Why Smart Managers Make Stupid Mistakes

By CIOinsight  |  Posted 08-13-2007
Customer service horror stories are legion. Airlines are frequent offenders. And retailers—don't ask. It's difficult to find sales help in many stores, and if you do, the odds of the employees being able to actually answer your questions and resolve issues are almost infinitesimal. As an old cartoon once lamented, if we supposedly live in a service economy, how come there is so little service?

When companies do decide to act to build stronger relationships with their customers, they mostly emphasize the wrong approaches, seeking their salvation in technology instead of in their people. What companies appear to be doing in an attempt to increase service and improve customer retention is investing ever larger amounts in customer relationship management and automated customer service software, even though it is far from clear that such actions are going to make things better.
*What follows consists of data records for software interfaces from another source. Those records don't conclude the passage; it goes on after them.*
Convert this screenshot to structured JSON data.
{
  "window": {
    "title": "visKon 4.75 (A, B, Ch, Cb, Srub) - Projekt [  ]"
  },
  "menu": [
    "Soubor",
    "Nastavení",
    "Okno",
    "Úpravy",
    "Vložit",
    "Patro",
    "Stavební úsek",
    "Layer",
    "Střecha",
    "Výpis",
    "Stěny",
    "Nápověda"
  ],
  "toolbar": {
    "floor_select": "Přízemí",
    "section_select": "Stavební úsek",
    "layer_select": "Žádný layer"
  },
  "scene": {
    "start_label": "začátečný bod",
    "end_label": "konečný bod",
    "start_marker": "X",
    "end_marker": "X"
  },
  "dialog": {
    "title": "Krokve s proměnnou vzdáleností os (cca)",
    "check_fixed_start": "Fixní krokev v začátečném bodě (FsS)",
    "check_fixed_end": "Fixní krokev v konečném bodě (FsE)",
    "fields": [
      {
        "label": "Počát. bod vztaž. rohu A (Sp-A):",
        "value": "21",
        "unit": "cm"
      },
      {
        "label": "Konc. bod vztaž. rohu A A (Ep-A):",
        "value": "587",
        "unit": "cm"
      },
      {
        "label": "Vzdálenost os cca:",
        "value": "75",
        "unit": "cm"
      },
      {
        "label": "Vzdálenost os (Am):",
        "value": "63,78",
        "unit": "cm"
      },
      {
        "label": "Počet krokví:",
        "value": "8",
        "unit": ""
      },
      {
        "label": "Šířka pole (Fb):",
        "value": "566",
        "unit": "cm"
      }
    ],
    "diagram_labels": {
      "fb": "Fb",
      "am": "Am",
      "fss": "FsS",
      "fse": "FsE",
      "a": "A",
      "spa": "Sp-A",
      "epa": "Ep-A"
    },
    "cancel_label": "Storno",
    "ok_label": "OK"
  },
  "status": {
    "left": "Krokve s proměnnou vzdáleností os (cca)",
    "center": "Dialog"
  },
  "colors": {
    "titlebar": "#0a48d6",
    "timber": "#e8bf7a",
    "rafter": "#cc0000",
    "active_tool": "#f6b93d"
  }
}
Spending on CRM dominates investment in categories of software. Retailers are particularly enamored of CRM technology, with one survey in 2003 finding that already 65 percent of retailers had implemented at least one CRM application and some 80 percent of those surveyed say that investments in CRM were a good way to build their business. Ironically, much of the investment in CRM software has been oriented toward reducing the costs of servicing customers, not building new or stronger customer relationships.

But before you can manage a customer relationship, you first need to build or create that relationship. And customer relationships are not really built by fancy data-mining and statistical analysis packages that track people's behavior, nor by the now ubiquitous automated phone systems that basically just irritate people. Rather, relationships and their quality are determined by what happens to customers when they actually make contact with the organizations that have so avidly sought their business through advertising and other promotions.

Interactions between companies and their customers are still, even in this Internet age, often conducted by, of all things, real live human beings. That's why successful organizations in industries such as airlines, hospitality, retailing, and financial services are relentless in their attention to hiring people who will fit into a service-oriented culture; diligent in inculcating— through extensive training—service skills and attitudes; and, most importantly, scrupulous in taking care of their people so they will feel good about and be proud of the company and want to deliver a great customer experience.

So maybe instead of splurging on automated phone systems and software to analyze people's buying patterns, or even on fancier robotic telephone answering technology, if companies want to invest in technology to actually improve customer service and retention they might be better served to first invest money in software that helps them hire better people who are more likely to stay.

Unicru (now part of Kronos) and Kenexa, for instance, are both organizations that sell systems that not only automate the hiring process, thereby saving money through enhanced efficiency, but also offer predictive models to select employees who are less likely to steal, less likely to quit and more likely to provide great customer service experiences. Widely adopted in the grocery industry by companies like Whole Foods Market and by retailers such as Nordstrom and the home improvement chain Lowe's, the evidence is convincing that these selection systems reduce turnover and turnover costs and help select better employees.

Reprinted by permission of Harvard Business School Press. Excerpted from What Were They Thinking? Unconventional Wisdom About Management,Copyright © 2007, Jeffrey Pfeffer; All Rights Reserved